On beyond just being a perfect scenario for a horror movie, the idea of a Purge film set inside a prison also provides incredible opportunity for political commentary -- which is a huge part of the franchise. When you factor in statistics for our nation's prisons, the scenario is extremely easy to fit into the larger series themes about class disparity, and inmates fighting back against the system on Purge Night is great material for a story.
There is one lingering question about this scenario that I sadly didn't get to ask James DeMonaco: exactly how populated are prisons in the Purge universe? One has to wonder both because the number would surely decrease after each annual Purge Night, but also because the number of people in jail would also speak to the effectiveness of Purge Night and whether or not it actually does bring crime down 364 ½ days out of the year. I guess making a movie about the situation would be an opportunity to address this query.
We don't know when we might get to see a prison-set Purge movie -- but the future is certainly bright for the franchise. In addition to The Purge: Election Year just recently landing on home video, James DeMonaco also confirmed to us the development of The Purge 4 and a television series.
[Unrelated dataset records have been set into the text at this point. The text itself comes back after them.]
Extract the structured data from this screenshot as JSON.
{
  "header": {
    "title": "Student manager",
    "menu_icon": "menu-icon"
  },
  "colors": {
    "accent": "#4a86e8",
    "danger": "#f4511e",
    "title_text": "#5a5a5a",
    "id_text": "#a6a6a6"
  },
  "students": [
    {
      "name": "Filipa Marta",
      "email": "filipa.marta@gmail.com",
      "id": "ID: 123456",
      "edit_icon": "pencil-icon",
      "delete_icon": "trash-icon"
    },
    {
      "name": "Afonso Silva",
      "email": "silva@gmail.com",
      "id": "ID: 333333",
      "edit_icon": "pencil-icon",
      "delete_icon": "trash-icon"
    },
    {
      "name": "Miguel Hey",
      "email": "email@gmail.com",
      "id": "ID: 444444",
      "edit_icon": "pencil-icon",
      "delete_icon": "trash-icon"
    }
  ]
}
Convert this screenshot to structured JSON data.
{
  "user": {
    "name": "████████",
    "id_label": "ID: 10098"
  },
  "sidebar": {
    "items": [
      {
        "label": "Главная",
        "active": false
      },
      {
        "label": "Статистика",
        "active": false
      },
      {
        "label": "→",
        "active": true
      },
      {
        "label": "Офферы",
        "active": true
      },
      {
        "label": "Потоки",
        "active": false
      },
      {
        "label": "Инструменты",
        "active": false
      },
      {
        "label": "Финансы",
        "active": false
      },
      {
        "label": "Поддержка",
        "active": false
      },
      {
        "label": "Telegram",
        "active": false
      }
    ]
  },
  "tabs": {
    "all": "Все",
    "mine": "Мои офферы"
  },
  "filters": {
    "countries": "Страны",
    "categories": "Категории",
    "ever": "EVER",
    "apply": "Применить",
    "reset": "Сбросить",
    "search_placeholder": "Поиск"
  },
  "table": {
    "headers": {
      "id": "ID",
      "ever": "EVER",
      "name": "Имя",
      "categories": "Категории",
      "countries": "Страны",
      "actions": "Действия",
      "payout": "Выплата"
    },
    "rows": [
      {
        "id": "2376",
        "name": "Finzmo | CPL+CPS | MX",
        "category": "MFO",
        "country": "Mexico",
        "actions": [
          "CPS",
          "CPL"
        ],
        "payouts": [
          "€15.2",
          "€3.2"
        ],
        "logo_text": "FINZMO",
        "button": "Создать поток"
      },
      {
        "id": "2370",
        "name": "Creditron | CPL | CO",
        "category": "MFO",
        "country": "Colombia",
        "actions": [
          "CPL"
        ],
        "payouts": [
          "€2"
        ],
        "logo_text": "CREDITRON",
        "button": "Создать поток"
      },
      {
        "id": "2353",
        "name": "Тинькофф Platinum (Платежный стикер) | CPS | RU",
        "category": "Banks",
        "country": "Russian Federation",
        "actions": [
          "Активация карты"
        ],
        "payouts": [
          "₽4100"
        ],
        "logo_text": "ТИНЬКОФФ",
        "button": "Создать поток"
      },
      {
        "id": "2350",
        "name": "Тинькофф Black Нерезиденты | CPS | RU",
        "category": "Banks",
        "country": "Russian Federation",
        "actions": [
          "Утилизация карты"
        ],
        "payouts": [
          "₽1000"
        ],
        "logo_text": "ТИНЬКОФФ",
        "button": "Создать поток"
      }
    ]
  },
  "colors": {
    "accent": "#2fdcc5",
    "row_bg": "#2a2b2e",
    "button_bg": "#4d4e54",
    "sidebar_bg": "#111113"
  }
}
Stay tuned for more news on all of those fronts, as well as stories from my interview with the filmmaker!